Comparison of Prospective Head Motion Correction with NMR Field Probes and an Optical Tracking System
Subject motion is a major problem in functional and anatomical head MRI. The resulting artifacts such as ghosting and blurring may complicate image interpretation, or in the worst case, render acquired images useless. Thus, measurements have to be repeated or entire patient populations, such as elderly or pediatric patients, have to be excluded from certain studies. Furthermore, the high spatial resolution achievable with ultra-high field MRI scanners might be limited by the range of involuntary motion even in trained, cooperative subjects.
Many different methods have been proposed to overcome this obstacle. Retrospective motion correction methods use the acquired data and try to eliminate motion artifacts with approaches such as image co-registration or entropy-based methods. While there are manifold powerful retrospective motion correction methods available, inconsistently sampled k-space data and spin-history effects can limit the ability of those methods to eliminate motion artifacts in the images. In addition, especially the coregistration-based methods require multiple shots of the same volume to work which is usually only applicable for functional imaging. Prospective motion correction (PMC), on the other hand, uses a motion tracking modality of choice to continuously update the orientation and position of the FOV during data acquisition. Those tracking modalities include MR-based methods such as navigators or external tracking devices such as NMR marker and optical tracking devices.

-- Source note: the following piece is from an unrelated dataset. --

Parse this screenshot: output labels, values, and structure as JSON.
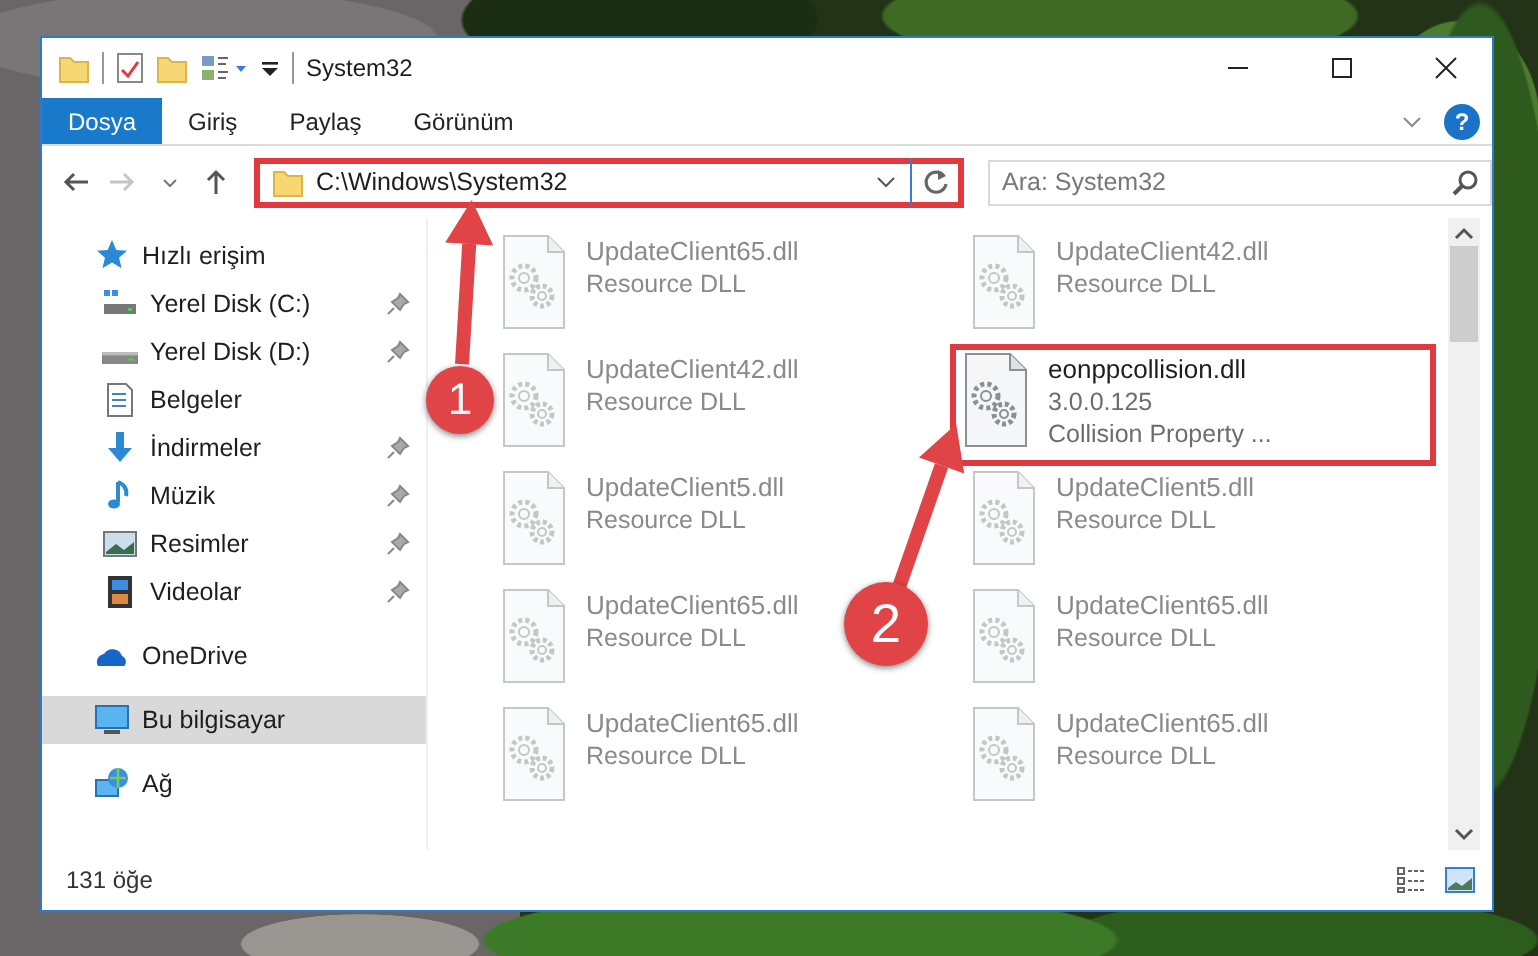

Optical tracking with camera(s) have become an established tool in prospective head motion correction. Those devices demonstrated a high accuracy, fast sampling rate and are almost independent from the imaging sequence. However, they require direct line of sight to an optical target or the subject's face and a cross-calibration to convert camera coordinates to scanner coordinates. In contrast, NMR markers such as NMR field probes (FPs) are an alternative that does not require a line of sight and naturally operates in the scanner coordinate system. However, the tracking of NMR markers usually requires additional tracking gradients in all three gradient axes, which can be implemented as a separate gradient block, as a modification of imaging gradients or as recently demonstrated, even with the unmodified native imaging gradients. NMR FPs have already successfully been used for prospective head motion correction, but to the authors' knowledge, there has not been any comparison of FP-based PMC against other methods available. This work compares the prospective head motion correction capabilities of an optical Moiré phase tracking (MPT) camera-marker system and 19F NMR FPs in healthy volunteers.